▶ _Exercise prompt_
When writing out the listing below, reproduce every word exactly and skip the pictures.

▶ _Supplied entries_
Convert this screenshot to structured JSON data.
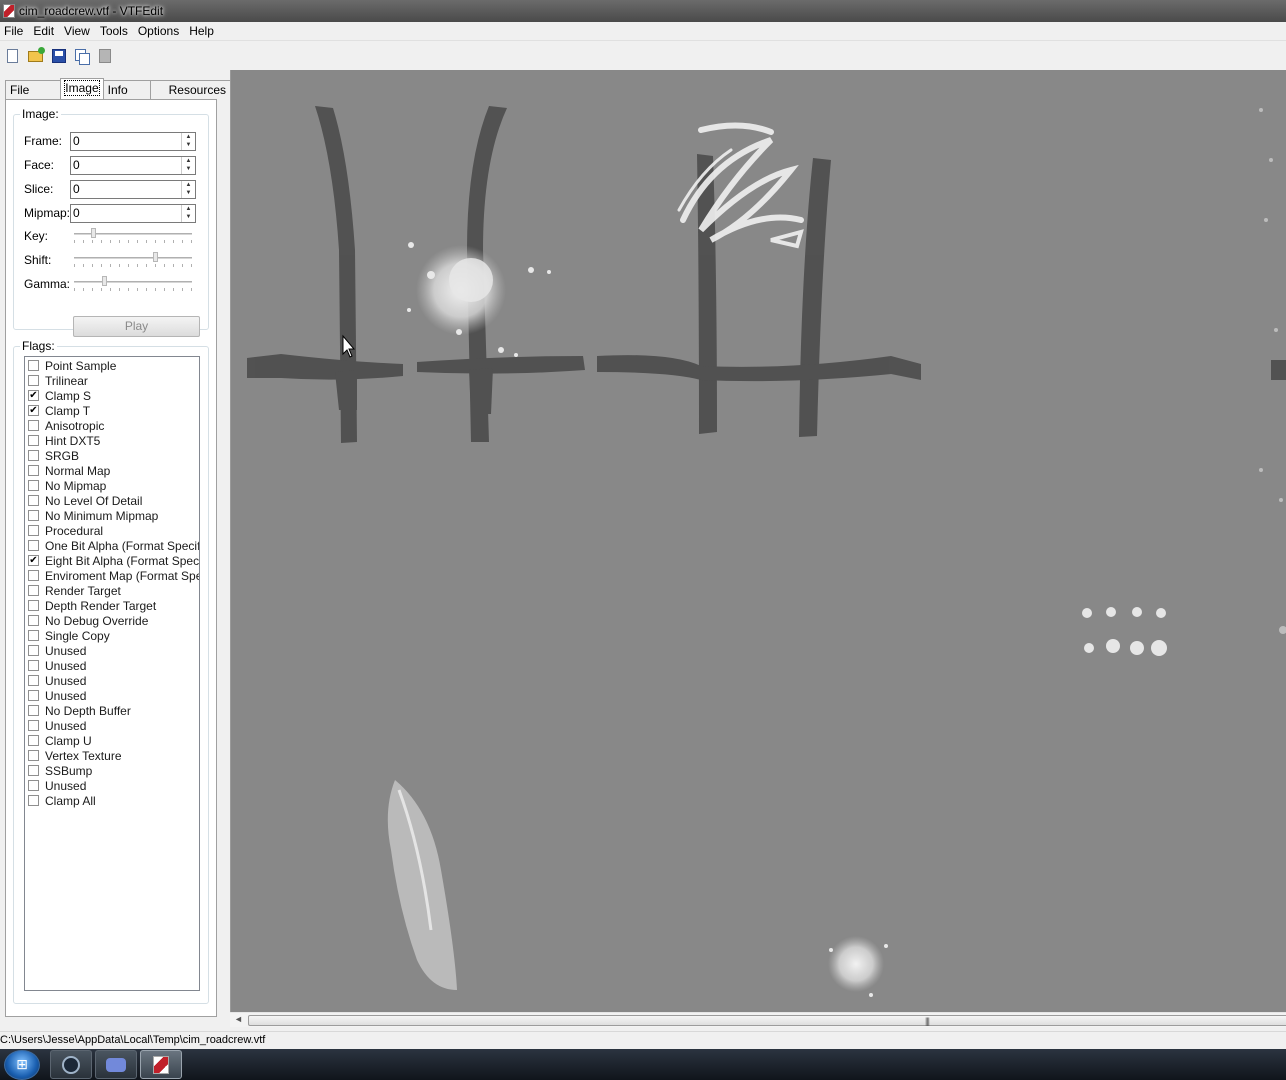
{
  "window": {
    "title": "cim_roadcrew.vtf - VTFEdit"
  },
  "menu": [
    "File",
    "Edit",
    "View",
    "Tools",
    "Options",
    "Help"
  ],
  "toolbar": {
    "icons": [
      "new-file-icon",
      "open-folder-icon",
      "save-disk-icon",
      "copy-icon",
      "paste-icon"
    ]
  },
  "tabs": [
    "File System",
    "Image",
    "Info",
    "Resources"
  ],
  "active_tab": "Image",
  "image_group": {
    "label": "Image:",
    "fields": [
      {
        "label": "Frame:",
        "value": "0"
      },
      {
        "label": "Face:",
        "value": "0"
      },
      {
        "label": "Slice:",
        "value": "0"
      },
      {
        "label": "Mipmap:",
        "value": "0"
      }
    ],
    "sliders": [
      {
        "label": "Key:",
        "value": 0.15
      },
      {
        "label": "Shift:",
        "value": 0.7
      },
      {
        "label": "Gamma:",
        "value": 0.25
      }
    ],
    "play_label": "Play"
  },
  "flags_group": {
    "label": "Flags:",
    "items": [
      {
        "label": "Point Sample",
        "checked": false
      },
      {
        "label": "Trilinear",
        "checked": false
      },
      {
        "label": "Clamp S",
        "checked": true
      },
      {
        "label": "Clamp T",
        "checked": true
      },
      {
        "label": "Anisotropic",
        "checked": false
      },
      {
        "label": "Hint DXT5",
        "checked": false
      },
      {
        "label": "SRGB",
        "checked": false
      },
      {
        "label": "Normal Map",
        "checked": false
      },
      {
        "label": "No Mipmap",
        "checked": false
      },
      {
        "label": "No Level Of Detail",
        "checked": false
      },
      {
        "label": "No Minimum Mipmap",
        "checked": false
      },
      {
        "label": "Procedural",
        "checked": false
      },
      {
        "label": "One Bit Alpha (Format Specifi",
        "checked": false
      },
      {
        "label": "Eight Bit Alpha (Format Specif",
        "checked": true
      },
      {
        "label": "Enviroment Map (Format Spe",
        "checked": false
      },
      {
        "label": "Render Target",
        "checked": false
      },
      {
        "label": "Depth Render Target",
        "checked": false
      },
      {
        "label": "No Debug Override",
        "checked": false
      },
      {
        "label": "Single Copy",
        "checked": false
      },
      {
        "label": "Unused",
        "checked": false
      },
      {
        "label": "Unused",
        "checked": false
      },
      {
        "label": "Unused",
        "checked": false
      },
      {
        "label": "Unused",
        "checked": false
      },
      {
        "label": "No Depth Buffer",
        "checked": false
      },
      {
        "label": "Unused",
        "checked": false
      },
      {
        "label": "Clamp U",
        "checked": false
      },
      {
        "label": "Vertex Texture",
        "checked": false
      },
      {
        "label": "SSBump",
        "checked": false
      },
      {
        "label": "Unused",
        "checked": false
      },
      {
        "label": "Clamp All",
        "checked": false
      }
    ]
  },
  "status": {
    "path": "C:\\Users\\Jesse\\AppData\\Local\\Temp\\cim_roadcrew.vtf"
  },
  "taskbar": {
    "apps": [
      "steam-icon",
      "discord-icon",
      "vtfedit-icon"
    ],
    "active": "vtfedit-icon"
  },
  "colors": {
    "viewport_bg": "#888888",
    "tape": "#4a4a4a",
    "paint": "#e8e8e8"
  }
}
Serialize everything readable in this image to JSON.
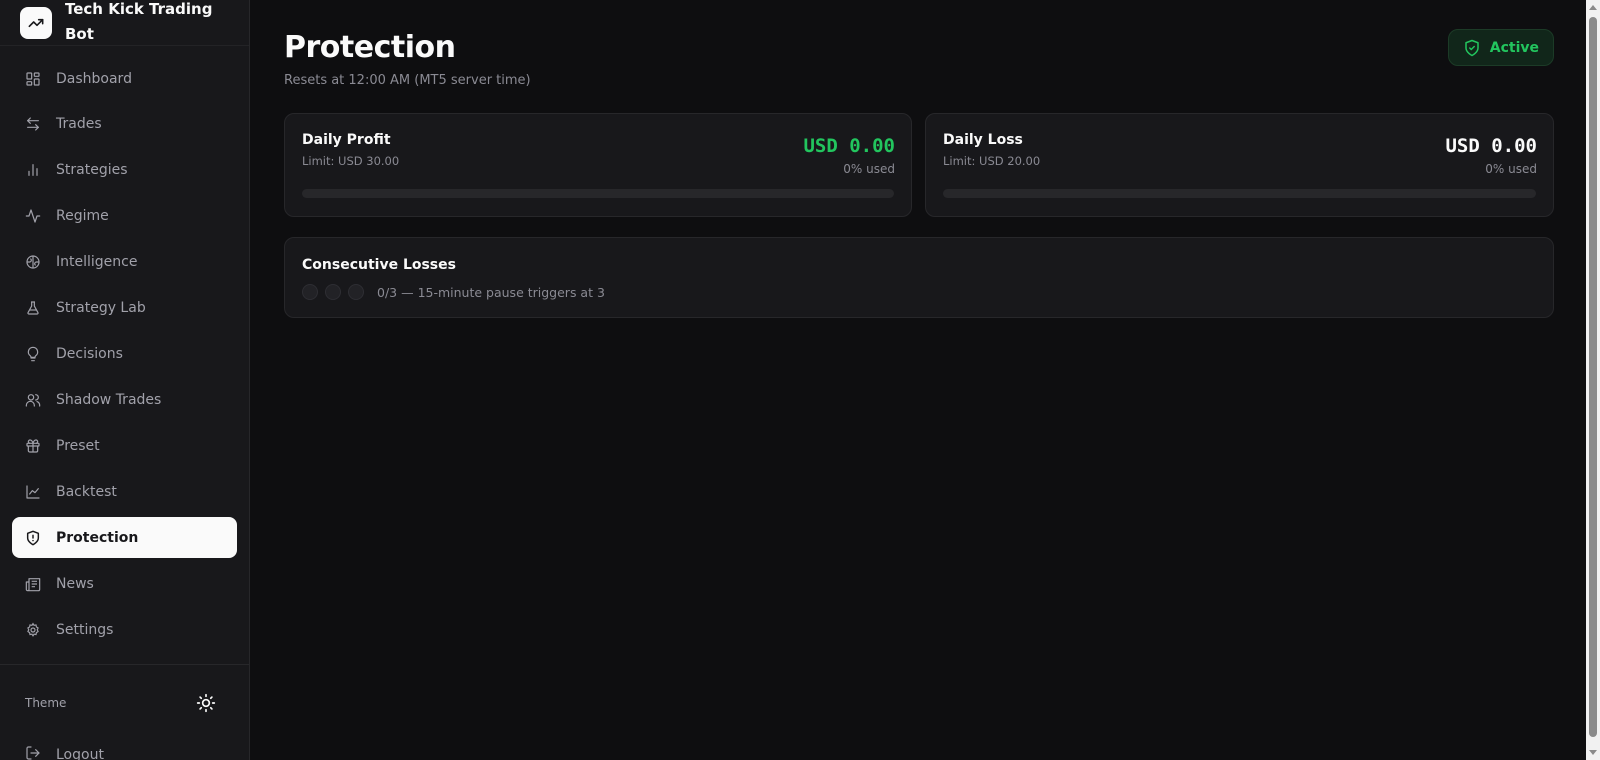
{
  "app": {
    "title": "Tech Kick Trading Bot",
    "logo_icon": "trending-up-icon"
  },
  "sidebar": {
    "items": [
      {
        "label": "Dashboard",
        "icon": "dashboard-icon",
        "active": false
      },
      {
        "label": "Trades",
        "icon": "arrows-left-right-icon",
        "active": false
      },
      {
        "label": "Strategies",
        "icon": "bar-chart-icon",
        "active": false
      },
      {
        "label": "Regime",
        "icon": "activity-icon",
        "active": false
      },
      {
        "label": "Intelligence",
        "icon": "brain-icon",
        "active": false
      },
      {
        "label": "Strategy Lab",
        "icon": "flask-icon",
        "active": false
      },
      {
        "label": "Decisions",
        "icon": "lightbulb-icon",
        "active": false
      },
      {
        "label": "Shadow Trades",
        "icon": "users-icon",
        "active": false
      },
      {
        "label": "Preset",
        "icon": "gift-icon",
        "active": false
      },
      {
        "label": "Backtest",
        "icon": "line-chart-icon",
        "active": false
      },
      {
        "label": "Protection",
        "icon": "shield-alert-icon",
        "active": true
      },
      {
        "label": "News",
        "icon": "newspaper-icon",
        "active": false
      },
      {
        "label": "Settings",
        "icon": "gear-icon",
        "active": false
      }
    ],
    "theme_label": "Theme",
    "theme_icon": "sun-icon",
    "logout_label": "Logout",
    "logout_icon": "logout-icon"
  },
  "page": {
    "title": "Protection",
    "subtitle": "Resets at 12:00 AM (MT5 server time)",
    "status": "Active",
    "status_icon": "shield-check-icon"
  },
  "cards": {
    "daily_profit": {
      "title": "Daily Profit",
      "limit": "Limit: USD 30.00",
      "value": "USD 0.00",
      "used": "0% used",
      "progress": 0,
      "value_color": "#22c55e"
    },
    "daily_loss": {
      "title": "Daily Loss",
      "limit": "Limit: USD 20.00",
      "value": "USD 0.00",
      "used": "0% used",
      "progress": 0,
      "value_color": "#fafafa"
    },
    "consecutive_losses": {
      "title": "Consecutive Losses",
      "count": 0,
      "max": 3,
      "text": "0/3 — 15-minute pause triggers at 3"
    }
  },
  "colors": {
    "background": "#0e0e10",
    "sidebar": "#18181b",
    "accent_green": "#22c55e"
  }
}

▶ _Response_
Convert this screenshot to structured JSON data.
{
  "window": {
    "title": "cim_roadcrew.vtf - VTFEdit"
  },
  "menu": [
    "File",
    "Edit",
    "View",
    "Tools",
    "Options",
    "Help"
  ],
  "toolbar": {
    "icons": [
      "new-file-icon",
      "open-folder-icon",
      "save-disk-icon",
      "copy-icon",
      "paste-icon"
    ]
  },
  "tabs": [
    "File System",
    "Image",
    "Info",
    "Resources"
  ],
  "active_tab": "Image",
  "image_group": {
    "label": "Image:",
    "fields": [
      {
        "label": "Frame:",
        "value": "0"
      },
      {
        "label": "Face:",
        "value": "0"
      },
      {
        "label": "Slice:",
        "value": "0"
      },
      {
        "label": "Mipmap:",
        "value": "0"
      }
    ],
    "sliders": [
      {
        "label": "Key:",
        "value": 0.15
      },
      {
        "label": "Shift:",
        "value": 0.7
      },
      {
        "label": "Gamma:",
        "value": 0.25
      }
    ],
    "play_label": "Play"
  },
  "flags_group": {
    "label": "Flags:",
    "items": [
      {
        "label": "Point Sample",
        "checked": false
      },
      {
        "label": "Trilinear",
        "checked": false
      },
      {
        "label": "Clamp S",
        "checked": true
      },
      {
        "label": "Clamp T",
        "checked": true
      },
      {
        "label": "Anisotropic",
        "checked": false
      },
      {
        "label": "Hint DXT5",
        "checked": false
      },
      {
        "label": "SRGB",
        "checked": false
      },
      {
        "label": "Normal Map",
        "checked": false
      },
      {
        "label": "No Mipmap",
        "checked": false
      },
      {
        "label": "No Level Of Detail",
        "checked": false
      },
      {
        "label": "No Minimum Mipmap",
        "checked": false
      },
      {
        "label": "Procedural",
        "checked": false
      },
      {
        "label": "One Bit Alpha (Format Specifi",
        "checked": false
      },
      {
        "label": "Eight Bit Alpha (Format Specif",
        "checked": true
      },
      {
        "label": "Enviroment Map (Format Spe",
        "checked": false
      },
      {
        "label": "Render Target",
        "checked": false
      },
      {
        "label": "Depth Render Target",
        "checked": false
      },
      {
        "label": "No Debug Override",
        "checked": false
      },
      {
        "label": "Single Copy",
        "checked": false
      },
      {
        "label": "Unused",
        "checked": false
      },
      {
        "label": "Unused",
        "checked": false
      },
      {
        "label": "Unused",
        "checked": false
      },
      {
        "label": "Unused",
        "checked": false
      },
      {
        "label": "No Depth Buffer",
        "checked": false
      },
      {
        "label": "Unused",
        "checked": false
      },
      {
        "label": "Clamp U",
        "checked": false
      },
      {
        "label": "Vertex Texture",
        "checked": false
      },
      {
        "label": "SSBump",
        "checked": false
      },
      {
        "label": "Unused",
        "checked": false
      },
      {
        "label": "Clamp All",
        "checked": false
      }
    ]
  },
  "status": {
    "path": "C:\\Users\\Jesse\\AppData\\Local\\Temp\\cim_roadcrew.vtf"
  },
  "taskbar": {
    "apps": [
      "steam-icon",
      "discord-icon",
      "vtfedit-icon"
    ],
    "active": "vtfedit-icon"
  },
  "colors": {
    "viewport_bg": "#888888",
    "tape": "#4a4a4a",
    "paint": "#e8e8e8"
  }
}
Serialize everything readable in this image to JSON.
{
  "app": {
    "title": "Tech Kick Trading Bot",
    "logo_icon": "trending-up-icon"
  },
  "sidebar": {
    "items": [
      {
        "label": "Dashboard",
        "icon": "dashboard-icon",
        "active": false
      },
      {
        "label": "Trades",
        "icon": "arrows-left-right-icon",
        "active": false
      },
      {
        "label": "Strategies",
        "icon": "bar-chart-icon",
        "active": false
      },
      {
        "label": "Regime",
        "icon": "activity-icon",
        "active": false
      },
      {
        "label": "Intelligence",
        "icon": "brain-icon",
        "active": false
      },
      {
        "label": "Strategy Lab",
        "icon": "flask-icon",
        "active": false
      },
      {
        "label": "Decisions",
        "icon": "lightbulb-icon",
        "active": false
      },
      {
        "label": "Shadow Trades",
        "icon": "users-icon",
        "active": false
      },
      {
        "label": "Preset",
        "icon": "gift-icon",
        "active": false
      },
      {
        "label": "Backtest",
        "icon": "line-chart-icon",
        "active": false
      },
      {
        "label": "Protection",
        "icon": "shield-alert-icon",
        "active": true
      },
      {
        "label": "News",
        "icon": "newspaper-icon",
        "active": false
      },
      {
        "label": "Settings",
        "icon": "gear-icon",
        "active": false
      }
    ],
    "theme_label": "Theme",
    "theme_icon": "sun-icon",
    "logout_label": "Logout",
    "logout_icon": "logout-icon"
  },
  "page": {
    "title": "Protection",
    "subtitle": "Resets at 12:00 AM (MT5 server time)",
    "status": "Active",
    "status_icon": "shield-check-icon"
  },
  "cards": {
    "daily_profit": {
      "title": "Daily Profit",
      "limit": "Limit: USD 30.00",
      "value": "USD 0.00",
      "used": "0% used",
      "progress": 0,
      "value_color": "#22c55e"
    },
    "daily_loss": {
      "title": "Daily Loss",
      "limit": "Limit: USD 20.00",
      "value": "USD 0.00",
      "used": "0% used",
      "progress": 0,
      "value_color": "#fafafa"
    },
    "consecutive_losses": {
      "title": "Consecutive Losses",
      "count": 0,
      "max": 3,
      "text": "0/3 — 15-minute pause triggers at 3"
    }
  },
  "colors": {
    "background": "#0e0e10",
    "sidebar": "#18181b",
    "accent_green": "#22c55e"
  }
}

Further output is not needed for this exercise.